Collected data entries:
= Beginning of Section =
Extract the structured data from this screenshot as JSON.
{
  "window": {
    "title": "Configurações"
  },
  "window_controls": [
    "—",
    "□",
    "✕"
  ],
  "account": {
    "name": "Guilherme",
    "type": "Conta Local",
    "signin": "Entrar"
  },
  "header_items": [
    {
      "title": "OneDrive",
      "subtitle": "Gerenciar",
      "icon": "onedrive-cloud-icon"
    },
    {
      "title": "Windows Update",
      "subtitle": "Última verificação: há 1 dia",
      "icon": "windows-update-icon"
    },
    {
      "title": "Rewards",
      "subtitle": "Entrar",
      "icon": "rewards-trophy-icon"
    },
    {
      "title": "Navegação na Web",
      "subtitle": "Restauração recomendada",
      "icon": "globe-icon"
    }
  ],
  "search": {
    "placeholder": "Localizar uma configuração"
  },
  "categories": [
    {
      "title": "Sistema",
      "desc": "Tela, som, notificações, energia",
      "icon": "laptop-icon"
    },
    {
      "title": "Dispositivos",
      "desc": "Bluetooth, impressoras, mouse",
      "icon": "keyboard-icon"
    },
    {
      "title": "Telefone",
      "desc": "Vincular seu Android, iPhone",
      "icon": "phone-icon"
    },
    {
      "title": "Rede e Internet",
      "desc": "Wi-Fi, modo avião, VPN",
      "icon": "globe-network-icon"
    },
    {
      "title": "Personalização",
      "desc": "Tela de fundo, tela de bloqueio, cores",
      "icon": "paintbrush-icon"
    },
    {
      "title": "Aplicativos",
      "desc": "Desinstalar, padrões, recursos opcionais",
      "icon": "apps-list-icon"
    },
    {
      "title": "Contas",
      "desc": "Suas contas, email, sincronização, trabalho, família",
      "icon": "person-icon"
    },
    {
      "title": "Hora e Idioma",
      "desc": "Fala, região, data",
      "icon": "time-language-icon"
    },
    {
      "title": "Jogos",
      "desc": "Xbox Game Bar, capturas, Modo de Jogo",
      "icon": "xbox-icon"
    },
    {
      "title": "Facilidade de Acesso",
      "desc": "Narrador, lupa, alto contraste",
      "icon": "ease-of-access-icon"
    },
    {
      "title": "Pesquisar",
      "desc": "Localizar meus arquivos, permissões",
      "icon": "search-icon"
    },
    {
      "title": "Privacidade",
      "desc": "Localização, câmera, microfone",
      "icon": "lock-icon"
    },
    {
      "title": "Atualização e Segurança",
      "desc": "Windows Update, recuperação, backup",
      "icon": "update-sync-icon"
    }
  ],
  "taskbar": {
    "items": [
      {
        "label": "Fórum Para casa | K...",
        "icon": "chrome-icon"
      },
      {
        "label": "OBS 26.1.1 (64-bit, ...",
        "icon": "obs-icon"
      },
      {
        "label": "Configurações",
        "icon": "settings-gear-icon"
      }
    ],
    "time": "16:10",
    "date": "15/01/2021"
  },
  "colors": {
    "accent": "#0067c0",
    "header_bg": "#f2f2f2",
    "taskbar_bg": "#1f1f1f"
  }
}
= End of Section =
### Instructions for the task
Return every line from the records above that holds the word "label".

### Expected output
        "label": "Fórum Para casa | K...",
        "label": "OBS 26.1.1 (64-bit, ...",
        "label": "Configurações",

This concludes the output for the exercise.